● Data records:
-=-=-

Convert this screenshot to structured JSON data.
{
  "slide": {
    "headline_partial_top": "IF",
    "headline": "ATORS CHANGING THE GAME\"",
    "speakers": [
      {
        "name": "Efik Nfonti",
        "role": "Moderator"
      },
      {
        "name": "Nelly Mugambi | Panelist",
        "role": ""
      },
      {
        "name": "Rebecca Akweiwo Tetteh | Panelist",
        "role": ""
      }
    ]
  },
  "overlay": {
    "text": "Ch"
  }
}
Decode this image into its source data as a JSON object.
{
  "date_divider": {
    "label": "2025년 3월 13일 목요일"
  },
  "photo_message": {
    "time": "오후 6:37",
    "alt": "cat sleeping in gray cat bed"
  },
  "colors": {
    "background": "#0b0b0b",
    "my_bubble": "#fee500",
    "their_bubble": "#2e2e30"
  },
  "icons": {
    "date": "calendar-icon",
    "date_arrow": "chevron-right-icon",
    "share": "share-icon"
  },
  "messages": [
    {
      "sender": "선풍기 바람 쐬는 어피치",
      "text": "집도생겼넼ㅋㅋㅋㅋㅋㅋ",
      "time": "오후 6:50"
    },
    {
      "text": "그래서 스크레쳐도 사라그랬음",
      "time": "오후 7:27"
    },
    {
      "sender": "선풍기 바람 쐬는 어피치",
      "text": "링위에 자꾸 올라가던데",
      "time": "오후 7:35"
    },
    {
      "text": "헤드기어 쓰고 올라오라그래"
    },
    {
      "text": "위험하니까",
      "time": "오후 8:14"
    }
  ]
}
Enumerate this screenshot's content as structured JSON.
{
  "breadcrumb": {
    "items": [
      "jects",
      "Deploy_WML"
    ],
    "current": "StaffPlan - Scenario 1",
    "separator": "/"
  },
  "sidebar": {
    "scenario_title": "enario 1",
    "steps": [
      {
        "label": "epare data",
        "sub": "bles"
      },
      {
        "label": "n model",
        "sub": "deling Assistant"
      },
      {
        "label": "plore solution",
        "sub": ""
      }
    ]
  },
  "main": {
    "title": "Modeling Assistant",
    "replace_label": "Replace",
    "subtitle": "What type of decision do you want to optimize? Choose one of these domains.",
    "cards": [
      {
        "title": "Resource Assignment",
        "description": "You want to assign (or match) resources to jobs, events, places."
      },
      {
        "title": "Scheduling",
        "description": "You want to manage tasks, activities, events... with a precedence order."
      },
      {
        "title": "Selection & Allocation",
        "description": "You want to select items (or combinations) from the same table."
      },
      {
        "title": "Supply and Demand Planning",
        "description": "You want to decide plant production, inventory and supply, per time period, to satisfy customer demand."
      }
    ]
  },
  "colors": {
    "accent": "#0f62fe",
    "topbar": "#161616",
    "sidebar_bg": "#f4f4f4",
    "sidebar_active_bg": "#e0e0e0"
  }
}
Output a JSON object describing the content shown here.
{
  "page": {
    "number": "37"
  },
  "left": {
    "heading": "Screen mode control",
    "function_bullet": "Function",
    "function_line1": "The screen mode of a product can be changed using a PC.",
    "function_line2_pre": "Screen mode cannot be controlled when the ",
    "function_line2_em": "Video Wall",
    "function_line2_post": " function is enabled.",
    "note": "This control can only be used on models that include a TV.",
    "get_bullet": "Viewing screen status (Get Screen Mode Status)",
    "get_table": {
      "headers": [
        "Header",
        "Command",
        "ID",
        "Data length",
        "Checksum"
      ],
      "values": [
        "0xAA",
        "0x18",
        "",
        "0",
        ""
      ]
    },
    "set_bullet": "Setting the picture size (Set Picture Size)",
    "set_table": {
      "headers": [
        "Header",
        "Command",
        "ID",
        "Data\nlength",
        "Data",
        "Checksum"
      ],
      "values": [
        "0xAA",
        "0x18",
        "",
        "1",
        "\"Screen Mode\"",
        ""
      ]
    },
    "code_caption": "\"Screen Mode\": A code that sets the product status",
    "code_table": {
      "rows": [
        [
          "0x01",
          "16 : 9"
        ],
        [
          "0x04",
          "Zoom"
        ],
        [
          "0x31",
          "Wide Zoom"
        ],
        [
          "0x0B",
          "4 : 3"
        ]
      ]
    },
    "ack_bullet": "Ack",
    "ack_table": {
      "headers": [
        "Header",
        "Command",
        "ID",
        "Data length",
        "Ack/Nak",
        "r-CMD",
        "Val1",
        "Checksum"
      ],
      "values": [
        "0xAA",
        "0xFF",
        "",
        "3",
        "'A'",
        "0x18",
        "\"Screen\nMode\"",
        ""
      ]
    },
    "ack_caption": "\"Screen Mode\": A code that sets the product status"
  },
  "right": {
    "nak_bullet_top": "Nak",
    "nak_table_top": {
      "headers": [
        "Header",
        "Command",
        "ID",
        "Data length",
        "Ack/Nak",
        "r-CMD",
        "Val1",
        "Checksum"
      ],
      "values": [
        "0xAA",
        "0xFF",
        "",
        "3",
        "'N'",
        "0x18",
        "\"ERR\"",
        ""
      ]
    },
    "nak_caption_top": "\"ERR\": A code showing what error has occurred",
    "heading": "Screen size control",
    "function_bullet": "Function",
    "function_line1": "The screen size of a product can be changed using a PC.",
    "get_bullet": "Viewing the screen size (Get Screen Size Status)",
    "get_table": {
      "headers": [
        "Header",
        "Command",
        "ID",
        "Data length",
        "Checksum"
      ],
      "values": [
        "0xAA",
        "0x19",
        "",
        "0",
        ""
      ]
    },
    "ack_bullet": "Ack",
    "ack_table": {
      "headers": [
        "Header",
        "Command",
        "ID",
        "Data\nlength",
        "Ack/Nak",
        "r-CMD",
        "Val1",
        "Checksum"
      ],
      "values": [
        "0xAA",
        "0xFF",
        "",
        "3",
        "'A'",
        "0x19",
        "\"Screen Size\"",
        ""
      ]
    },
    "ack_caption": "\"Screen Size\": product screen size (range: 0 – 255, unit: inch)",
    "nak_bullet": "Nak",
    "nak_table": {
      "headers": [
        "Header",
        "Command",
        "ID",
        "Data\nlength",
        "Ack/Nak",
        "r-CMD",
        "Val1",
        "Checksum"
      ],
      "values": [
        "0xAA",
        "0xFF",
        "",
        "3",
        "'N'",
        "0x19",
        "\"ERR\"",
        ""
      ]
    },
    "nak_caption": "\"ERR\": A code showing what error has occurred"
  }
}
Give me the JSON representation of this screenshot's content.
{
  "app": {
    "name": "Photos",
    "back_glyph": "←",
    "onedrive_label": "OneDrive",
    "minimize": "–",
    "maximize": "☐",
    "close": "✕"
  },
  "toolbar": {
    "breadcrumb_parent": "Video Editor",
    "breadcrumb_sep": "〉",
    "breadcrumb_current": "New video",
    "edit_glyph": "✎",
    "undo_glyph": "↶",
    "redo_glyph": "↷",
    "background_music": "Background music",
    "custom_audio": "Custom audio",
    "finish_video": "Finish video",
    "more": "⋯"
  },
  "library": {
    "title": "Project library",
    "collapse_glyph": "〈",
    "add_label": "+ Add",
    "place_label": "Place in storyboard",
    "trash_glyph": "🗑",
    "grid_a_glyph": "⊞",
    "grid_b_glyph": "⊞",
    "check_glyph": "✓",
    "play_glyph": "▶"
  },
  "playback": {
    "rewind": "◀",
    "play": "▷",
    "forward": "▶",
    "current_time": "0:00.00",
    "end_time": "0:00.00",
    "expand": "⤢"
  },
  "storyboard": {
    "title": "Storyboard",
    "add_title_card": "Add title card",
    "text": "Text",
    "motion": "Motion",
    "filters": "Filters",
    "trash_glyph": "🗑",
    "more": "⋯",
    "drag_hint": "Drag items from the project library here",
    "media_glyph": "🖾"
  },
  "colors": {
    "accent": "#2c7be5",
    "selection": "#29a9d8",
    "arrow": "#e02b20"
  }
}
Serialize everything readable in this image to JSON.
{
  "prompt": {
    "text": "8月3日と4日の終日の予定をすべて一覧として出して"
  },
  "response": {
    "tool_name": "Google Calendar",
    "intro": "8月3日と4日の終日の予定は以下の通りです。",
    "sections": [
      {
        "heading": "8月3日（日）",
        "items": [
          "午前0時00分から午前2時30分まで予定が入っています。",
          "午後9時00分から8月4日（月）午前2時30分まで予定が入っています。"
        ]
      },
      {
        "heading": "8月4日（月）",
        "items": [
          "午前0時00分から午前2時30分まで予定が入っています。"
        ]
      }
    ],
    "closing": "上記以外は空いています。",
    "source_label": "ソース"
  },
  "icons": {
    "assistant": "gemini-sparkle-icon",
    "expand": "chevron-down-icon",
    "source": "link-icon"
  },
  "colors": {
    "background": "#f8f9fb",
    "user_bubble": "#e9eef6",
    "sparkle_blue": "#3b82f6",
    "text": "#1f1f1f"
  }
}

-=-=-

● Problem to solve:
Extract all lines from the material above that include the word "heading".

● Solution for this task:
    "heading": "Screen mode control",
    "heading": "Screen size control",
        "heading": "8月3日（日）",
        "heading": "8月4日（月）",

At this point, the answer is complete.